For a rapper tagged as preachy, Macklemore knows how to end his shows on a fun note. After a brief encore break, he returned to the stage as his flamboyant, fun-loving alter ego Sir Raven Bowie (clad in a ridiculous blond wig and cape) for a trio of songs.
The first was the buoyant “Castle.” (Sample lyric: “Unicorns and wizard sleeves / Hammer pants and make believe / Pirate ships sailing off to sea”) Macklemore has been accused of taking himself too seriously on occasion, but the delirium of “Castle” makes it clear that he’s as comfortable on the dance floor as he is the soapbox.
“Castle” led into “And We Danced,” an over-the-top ode to the dance floor. It’s a sharp left turn from the bulk of his catalog, an unapologetic, ridiculous anthem designed to get booties shaking. Just witness the overwrought delivery and utter conviction with which Macklemore belts out the lines “I will not, I will not give a damn who watches me / I will live, I will live! / Liberate the fox in me.” For a few moments on Friday night, there wasn’t a soul in sight whose inner fox wasn’t liberated; it was pandemonium as thousands danced, jump around, and sang along.

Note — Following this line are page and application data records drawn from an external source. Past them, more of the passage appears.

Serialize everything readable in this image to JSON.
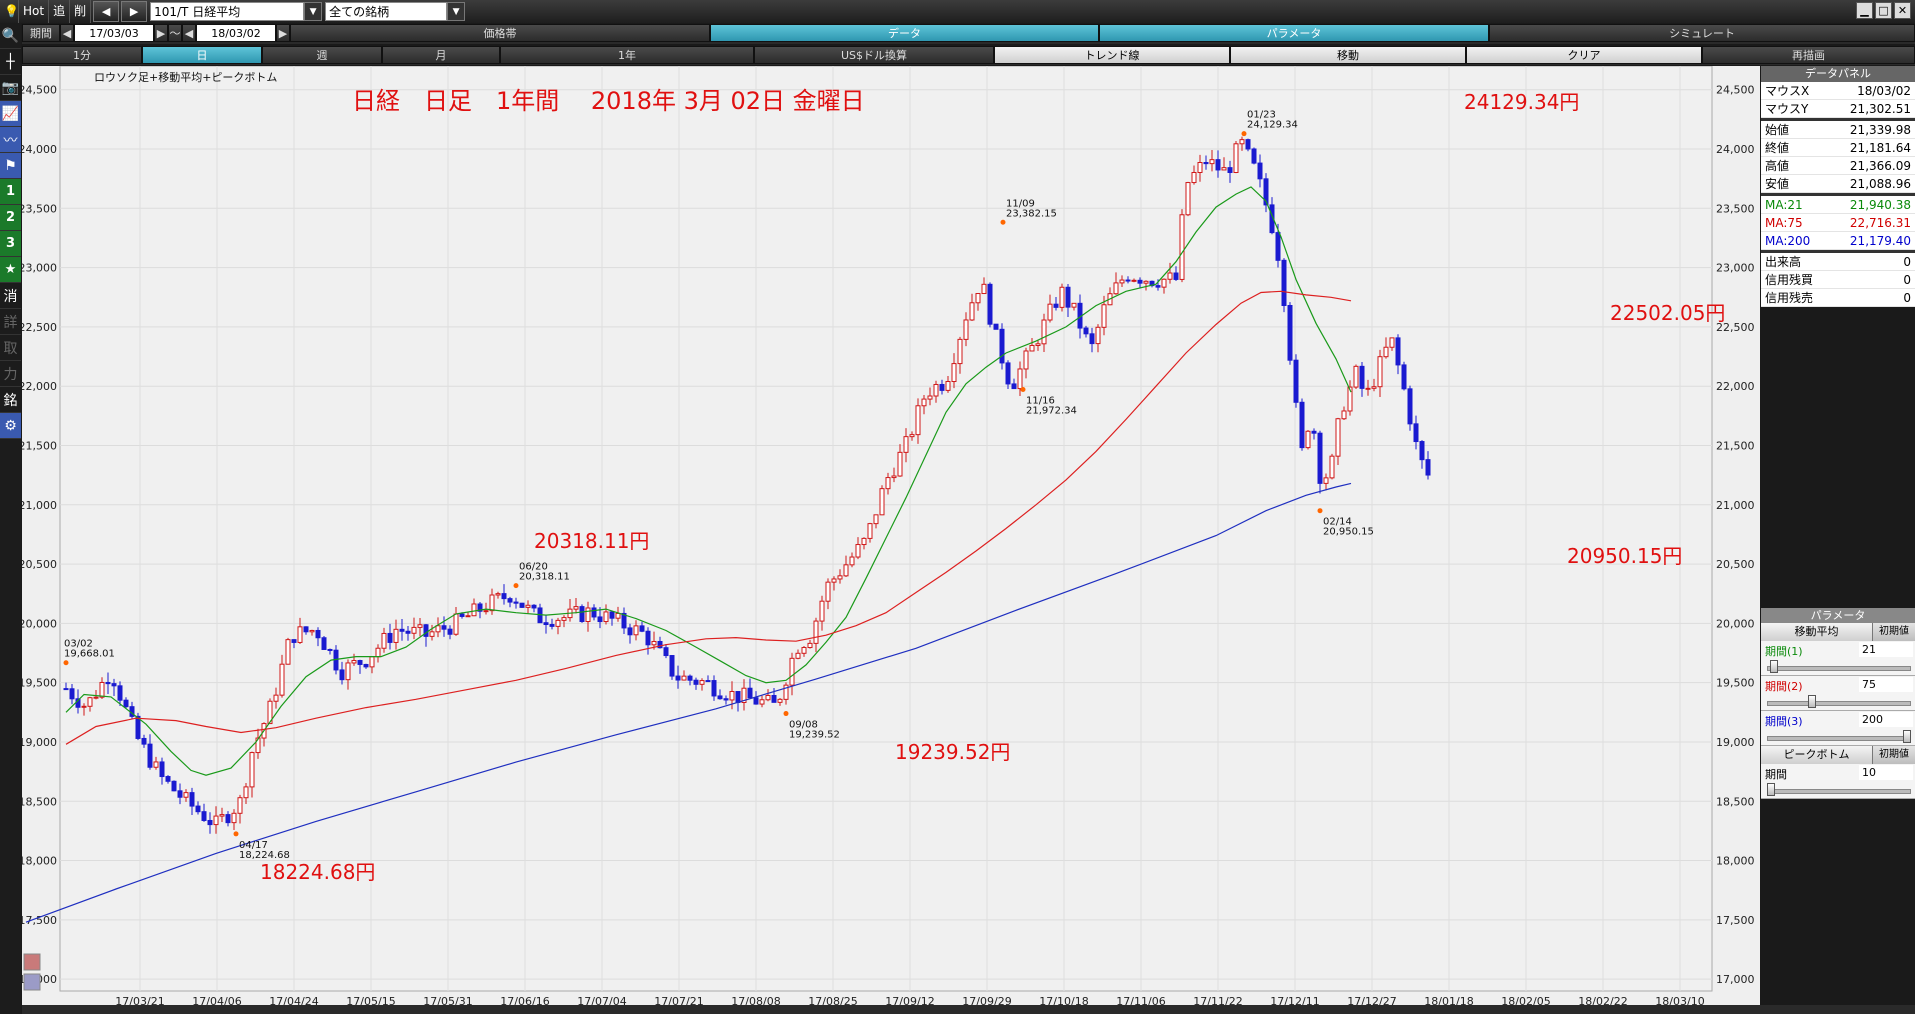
{
  "topbar": {
    "hot": "Hot",
    "add": "追",
    "del": "削",
    "prev_icon": "left-arrow-icon",
    "next_icon": "right-arrow-icon",
    "symbol": "101/T 日経平均",
    "universe": "全ての銘柄"
  },
  "toolbar": {
    "period_label": "期間",
    "from": "17/03/03",
    "tilde": "～",
    "to": "18/03/02",
    "tabs": [
      "価格帯",
      "データ",
      "パラメータ",
      "シミュレート"
    ],
    "active_tabs": [
      1,
      2
    ]
  },
  "timeframes": {
    "items": [
      "1分",
      "日",
      "週",
      "月",
      "1年",
      "US$ドル換算",
      "トレンド線",
      "移動",
      "クリア",
      "再描画"
    ],
    "active": "日"
  },
  "left_tools": [
    {
      "icon": "search-icon",
      "glyph": "🔍"
    },
    {
      "icon": "crosshair-icon",
      "glyph": "┼"
    },
    {
      "icon": "camera-icon",
      "glyph": "📷"
    },
    {
      "icon": "line-chart-icon",
      "glyph": "📈"
    },
    {
      "icon": "line-chart-2-icon",
      "glyph": "〰"
    },
    {
      "icon": "flag-icon",
      "glyph": "⚑"
    },
    {
      "label": "1"
    },
    {
      "label": "2"
    },
    {
      "label": "3"
    },
    {
      "icon": "star-icon",
      "glyph": "★"
    },
    {
      "label": "消"
    },
    {
      "label": "詳"
    },
    {
      "label": "取"
    },
    {
      "label": "力"
    },
    {
      "label": "銘"
    },
    {
      "icon": "gear-icon",
      "glyph": "⚙"
    }
  ],
  "data_panel": {
    "title": "データパネル",
    "rows": [
      {
        "k": "マウスX",
        "v": "18/03/02"
      },
      {
        "k": "マウスY",
        "v": "21,302.51"
      },
      {
        "k": "始値",
        "v": "21,339.98"
      },
      {
        "k": "終値",
        "v": "21,181.64"
      },
      {
        "k": "高値",
        "v": "21,366.09"
      },
      {
        "k": "安値",
        "v": "21,088.96"
      },
      {
        "k": "MA:21",
        "v": "21,940.38",
        "c": "green"
      },
      {
        "k": "MA:75",
        "v": "22,716.31",
        "c": "red"
      },
      {
        "k": "MA:200",
        "v": "21,179.40",
        "c": "blue"
      },
      {
        "k": "出来高",
        "v": "0"
      },
      {
        "k": "信用残買",
        "v": "0"
      },
      {
        "k": "信用残売",
        "v": "0"
      }
    ]
  },
  "param_panel": {
    "title": "パラメータ",
    "ma_section": "移動平均",
    "reset": "初期値",
    "periods": [
      {
        "name": "期間(1)",
        "value": "21",
        "c": "green",
        "level": 0.02
      },
      {
        "name": "期間(2)",
        "value": "75",
        "c": "red",
        "level": 0.3
      },
      {
        "name": "期間(3)",
        "value": "200",
        "c": "blue",
        "level": 1.0
      }
    ],
    "peak_section": "ピークボトム",
    "peak_reset": "初期値",
    "peak_period": {
      "name": "期間",
      "value": "10",
      "level": 0.0
    }
  },
  "chart_data": {
    "type": "candlestick",
    "subtitle": "ロウソク足+移動平均+ピークボトム",
    "title": "日経　日足　1年間　 2018年 3月 02日 金曜日",
    "ylim": [
      16900,
      24700
    ],
    "yticks": [
      17000,
      17500,
      18000,
      18500,
      19000,
      19500,
      20000,
      20500,
      21000,
      21500,
      22000,
      22500,
      23000,
      23500,
      24000,
      24500
    ],
    "xticks": [
      "17/03/21",
      "17/04/06",
      "17/04/24",
      "17/05/15",
      "17/05/31",
      "17/06/16",
      "17/07/04",
      "17/07/21",
      "17/08/08",
      "17/08/25",
      "17/09/12",
      "17/09/29",
      "17/10/18",
      "17/11/06",
      "17/11/22",
      "17/12/11",
      "17/12/27",
      "18/01/18",
      "18/02/05",
      "18/02/22",
      "18/03/10"
    ],
    "peaks": [
      {
        "date": "03/02",
        "value": "19,668.01"
      },
      {
        "date": "04/17",
        "value": "18,224.68"
      },
      {
        "date": "06/20",
        "value": "20,318.11"
      },
      {
        "date": "09/08",
        "value": "19,239.52"
      },
      {
        "date": "11/09",
        "value": "23,382.15"
      },
      {
        "date": "11/16",
        "value": "21,972.34"
      },
      {
        "date": "01/23",
        "value": "24,129.34"
      },
      {
        "date": "02/14",
        "value": "20,950.15"
      }
    ],
    "annotations": [
      {
        "text": "24129.34円"
      },
      {
        "text": "22502.05円"
      },
      {
        "text": "20318.11円"
      },
      {
        "text": "19239.52円"
      },
      {
        "text": "18224.68円"
      },
      {
        "text": "20950.15円"
      }
    ],
    "series": [
      {
        "name": "MA:21",
        "color": "#1a9a1a",
        "values": [
          [
            0,
            19250
          ],
          [
            18,
            19400
          ],
          [
            45,
            19380
          ],
          [
            80,
            19150
          ],
          [
            105,
            18920
          ],
          [
            125,
            18760
          ],
          [
            140,
            18720
          ],
          [
            165,
            18780
          ],
          [
            190,
            19000
          ],
          [
            215,
            19300
          ],
          [
            240,
            19550
          ],
          [
            265,
            19690
          ],
          [
            290,
            19720
          ],
          [
            315,
            19720
          ],
          [
            340,
            19800
          ],
          [
            365,
            19950
          ],
          [
            390,
            20080
          ],
          [
            420,
            20120
          ],
          [
            450,
            20090
          ],
          [
            480,
            20070
          ],
          [
            510,
            20090
          ],
          [
            540,
            20120
          ],
          [
            570,
            20040
          ],
          [
            600,
            19940
          ],
          [
            630,
            19800
          ],
          [
            655,
            19680
          ],
          [
            680,
            19560
          ],
          [
            700,
            19500
          ],
          [
            720,
            19520
          ],
          [
            740,
            19650
          ],
          [
            760,
            19840
          ],
          [
            780,
            20050
          ],
          [
            800,
            20380
          ],
          [
            820,
            20720
          ],
          [
            840,
            21060
          ],
          [
            860,
            21420
          ],
          [
            880,
            21780
          ],
          [
            900,
            22020
          ],
          [
            920,
            22160
          ],
          [
            940,
            22280
          ],
          [
            970,
            22380
          ],
          [
            1000,
            22500
          ],
          [
            1030,
            22680
          ],
          [
            1060,
            22800
          ],
          [
            1090,
            22860
          ],
          [
            1110,
            23050
          ],
          [
            1130,
            23300
          ],
          [
            1150,
            23510
          ],
          [
            1170,
            23620
          ],
          [
            1185,
            23680
          ],
          [
            1200,
            23560
          ],
          [
            1215,
            23260
          ],
          [
            1230,
            22900
          ],
          [
            1250,
            22530
          ],
          [
            1270,
            22230
          ],
          [
            1285,
            21950
          ]
        ]
      },
      {
        "name": "MA:75",
        "color": "#dd2020",
        "values": [
          [
            0,
            18980
          ],
          [
            30,
            19130
          ],
          [
            70,
            19200
          ],
          [
            110,
            19180
          ],
          [
            140,
            19130
          ],
          [
            175,
            19080
          ],
          [
            210,
            19120
          ],
          [
            250,
            19200
          ],
          [
            300,
            19290
          ],
          [
            350,
            19360
          ],
          [
            400,
            19440
          ],
          [
            450,
            19520
          ],
          [
            500,
            19620
          ],
          [
            550,
            19730
          ],
          [
            600,
            19820
          ],
          [
            640,
            19870
          ],
          [
            670,
            19880
          ],
          [
            700,
            19860
          ],
          [
            730,
            19850
          ],
          [
            760,
            19900
          ],
          [
            790,
            19980
          ],
          [
            820,
            20090
          ],
          [
            850,
            20260
          ],
          [
            880,
            20430
          ],
          [
            910,
            20610
          ],
          [
            940,
            20800
          ],
          [
            970,
            21000
          ],
          [
            1000,
            21210
          ],
          [
            1030,
            21450
          ],
          [
            1060,
            21720
          ],
          [
            1090,
            22000
          ],
          [
            1120,
            22280
          ],
          [
            1150,
            22520
          ],
          [
            1175,
            22700
          ],
          [
            1195,
            22790
          ],
          [
            1215,
            22800
          ],
          [
            1240,
            22770
          ],
          [
            1265,
            22750
          ],
          [
            1285,
            22720
          ]
        ]
      },
      {
        "name": "MA:200",
        "color": "#1f2fc0",
        "values": [
          [
            -40,
            17480
          ],
          [
            50,
            17760
          ],
          [
            150,
            18060
          ],
          [
            250,
            18330
          ],
          [
            350,
            18580
          ],
          [
            450,
            18830
          ],
          [
            550,
            19060
          ],
          [
            650,
            19280
          ],
          [
            750,
            19530
          ],
          [
            850,
            19790
          ],
          [
            950,
            20110
          ],
          [
            1050,
            20420
          ],
          [
            1150,
            20740
          ],
          [
            1200,
            20950
          ],
          [
            1240,
            21080
          ],
          [
            1270,
            21150
          ],
          [
            1285,
            21180
          ]
        ]
      }
    ]
  }
}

With that, it was time for Macklemore’s customary closer, “Irish Celebration.” The celebration of Macklemore’s Irish heritage and all things Ireland started with a bang — literally, as confetti rained on the crowd. The vast majority of the crowd was too young for anything stronger than Red Bull, but that didn’t stop them from screaming along as Macklemore soaked in the moment, as if he’d been preparing for it all of his life: “We put our glass to the sky and lift up / And live tonight cause you can’t take it with ya.”